The incoming freshman class for fall 2005 will include Rani Achhireddy of Broken Arrow, Okla.; Jarrett Bates of Fayetteville, Ark.; Tyler CarlLee of Little Rock, Ark.; Jessica Minard of Shreveport, La.; Matt Naglak of Searcy, Ark.; and Jordan Shumaker of Fort Smith, Ark.
"The 2005 class of Sturgis Fellows once again represents some of the most accomplished students in Arkansas and in the nation. They are members of award-winning Quiz Bowl teams, have served as presidents of numerous student organizations in their high schools, and are active volunteers in their communities,” said Donald R. Bobbitt, dean of the J. William Fulbright College of Arts and Sciences.
“This year’s class, like those before them, set very high standards for themselves and for their classmates. They are articulate and informed, bringing an enthusiasm for learning to every class they take. As always, we are enormously grateful to the Sturgis Trust for allowing us to attract such outstanding students to the university,” added Bobbitt.
The Sturgis Fellowship is made possible by an endowment from the Roy and Christine Sturgis Charitable Trust of the Bank of America. Each Sturgis Fellow receives $50,000, or $12,500 per year, making the Sturgis one of the most generous scholarships offered at the University of Arkansas. The fellowship pays for tuition, room and board, and provides discretionary funds for computers, musical instruments, professional journals and trips to conferences. The trust has also endowed a second program, the Sturgis Honors Scholars Grants, which fund research and study abroad programs for non-Sturgis Fellows enrolled in the college’s Honors Program.
“Over the nearly 20 years that the endowment has funded Sturgis Fellows, we have found that these students, as they increase in number, graduate and pursue their careers, carry with them the reputation of their school,” said Sidney Burris, director of Honors Studies. “They have built a momentum, one that has resulted in the growing academic reputation of the University of Arkansas.”
Rani Achhireddy, who taught Spanish, English and German to Chinese students during an exchange program at the Shi Shi Middle School in Chengdu, plans to study foreign languages, Asian studies and international relations.
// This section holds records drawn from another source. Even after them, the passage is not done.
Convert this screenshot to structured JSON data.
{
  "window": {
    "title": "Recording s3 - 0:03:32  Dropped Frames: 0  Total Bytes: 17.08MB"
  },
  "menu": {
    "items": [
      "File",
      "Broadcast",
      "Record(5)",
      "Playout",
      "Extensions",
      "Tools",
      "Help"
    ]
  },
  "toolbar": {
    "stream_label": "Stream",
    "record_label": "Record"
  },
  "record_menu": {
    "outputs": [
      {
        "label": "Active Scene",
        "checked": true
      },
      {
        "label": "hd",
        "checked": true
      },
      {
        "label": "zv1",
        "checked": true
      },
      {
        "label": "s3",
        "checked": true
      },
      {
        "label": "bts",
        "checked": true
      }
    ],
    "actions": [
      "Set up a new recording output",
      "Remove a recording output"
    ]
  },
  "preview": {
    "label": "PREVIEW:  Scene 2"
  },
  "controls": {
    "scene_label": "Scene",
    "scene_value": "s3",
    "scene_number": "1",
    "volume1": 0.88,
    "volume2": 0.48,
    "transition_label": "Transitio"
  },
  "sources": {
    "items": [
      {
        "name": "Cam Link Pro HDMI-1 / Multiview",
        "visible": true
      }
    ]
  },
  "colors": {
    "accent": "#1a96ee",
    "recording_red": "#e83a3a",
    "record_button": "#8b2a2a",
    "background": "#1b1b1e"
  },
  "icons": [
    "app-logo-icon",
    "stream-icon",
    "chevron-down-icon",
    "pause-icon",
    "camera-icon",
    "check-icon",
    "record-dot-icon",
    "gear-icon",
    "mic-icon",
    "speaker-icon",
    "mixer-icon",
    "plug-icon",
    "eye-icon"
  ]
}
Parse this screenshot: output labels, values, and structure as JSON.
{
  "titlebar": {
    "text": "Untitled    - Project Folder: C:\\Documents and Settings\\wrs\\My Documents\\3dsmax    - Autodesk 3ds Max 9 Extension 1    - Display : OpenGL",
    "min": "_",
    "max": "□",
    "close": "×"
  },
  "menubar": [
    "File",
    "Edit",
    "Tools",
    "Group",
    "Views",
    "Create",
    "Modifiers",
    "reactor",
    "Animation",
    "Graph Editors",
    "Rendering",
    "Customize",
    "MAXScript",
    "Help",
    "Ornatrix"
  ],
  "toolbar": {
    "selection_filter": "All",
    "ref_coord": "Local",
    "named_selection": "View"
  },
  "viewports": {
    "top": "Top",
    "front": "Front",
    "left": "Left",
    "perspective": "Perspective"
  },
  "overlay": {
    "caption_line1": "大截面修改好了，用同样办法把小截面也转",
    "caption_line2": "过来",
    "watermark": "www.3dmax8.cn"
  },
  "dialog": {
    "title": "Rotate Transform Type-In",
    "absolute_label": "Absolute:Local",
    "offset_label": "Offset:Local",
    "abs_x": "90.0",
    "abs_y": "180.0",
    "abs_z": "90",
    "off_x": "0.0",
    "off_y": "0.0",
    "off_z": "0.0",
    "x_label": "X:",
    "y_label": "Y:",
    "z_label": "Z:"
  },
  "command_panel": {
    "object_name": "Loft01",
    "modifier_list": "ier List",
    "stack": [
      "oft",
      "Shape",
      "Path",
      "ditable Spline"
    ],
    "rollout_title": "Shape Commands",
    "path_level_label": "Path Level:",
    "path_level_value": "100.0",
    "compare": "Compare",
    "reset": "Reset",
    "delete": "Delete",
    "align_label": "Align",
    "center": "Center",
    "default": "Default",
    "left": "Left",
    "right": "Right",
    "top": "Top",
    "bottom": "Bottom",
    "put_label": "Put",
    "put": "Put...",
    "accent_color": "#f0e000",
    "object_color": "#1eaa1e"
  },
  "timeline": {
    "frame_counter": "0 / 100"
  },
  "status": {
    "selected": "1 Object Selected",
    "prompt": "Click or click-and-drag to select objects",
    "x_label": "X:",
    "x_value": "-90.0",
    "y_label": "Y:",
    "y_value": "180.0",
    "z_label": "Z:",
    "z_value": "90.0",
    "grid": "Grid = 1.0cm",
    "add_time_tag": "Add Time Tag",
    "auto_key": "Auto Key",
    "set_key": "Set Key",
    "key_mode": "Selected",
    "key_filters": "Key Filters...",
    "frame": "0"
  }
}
A former treasurer of the National Honor Society and president of the Future Business Leaders of America, Jarrett Bates is interested in studying English, history, creative writing, economics, and foreign languages.
Tyler CarlLee, winner of the Bausch and Lomb Honorary Science Award and an AP Distinguished Scholar, is undecided on a major but has an interest in studying medicine.
Jessica Minard, who was the 1st place winner at the Junior Science and Humanities Symposium in Baton Rouge, plans to study pre-medicine and biology.
A published poet and the winner of numerous academic competitions in algebra and Spanish, Matthew Naglak will major in mathematics, secondary education and physics.
Jordan Shumaker, leader of the 2004 AAAAA State Quiz Bowl Championship team and a member of the National Honor Society, will study English, Latin, linguistics and journalism.
The U of A will host a groundbreaking ceremony for the restoration of the Fine Arts Center at 11 a.m. Tuesday, Nov. 29, at the courtyard off Garland Avenue. The event is free and open to the public.
The U of A ranch horse team won the overall Division II collegiate title at this year's event in October, and student Jessica Bookout won the reserve all-around championship.
The Honors College will recognize eight faculty members at the annual Honors College Faculty Reception from 5:30-7 p.m. on Tuesday, Dec. 6, in the Fowler House Conservatory.
Sarah Malloy of the Office of Study Abroad, Camilla Shumaker of ITS and Christopher Kelley of the School of Law were honored with the Hoyt Purvis Award for their service to the field of international education.
Hatfield's dissertation merges multiple methodological frameworks to analyze the mediated history of trans suicide, with a focus on the 2014 suicide of 17-year-old Leelah Alcorn.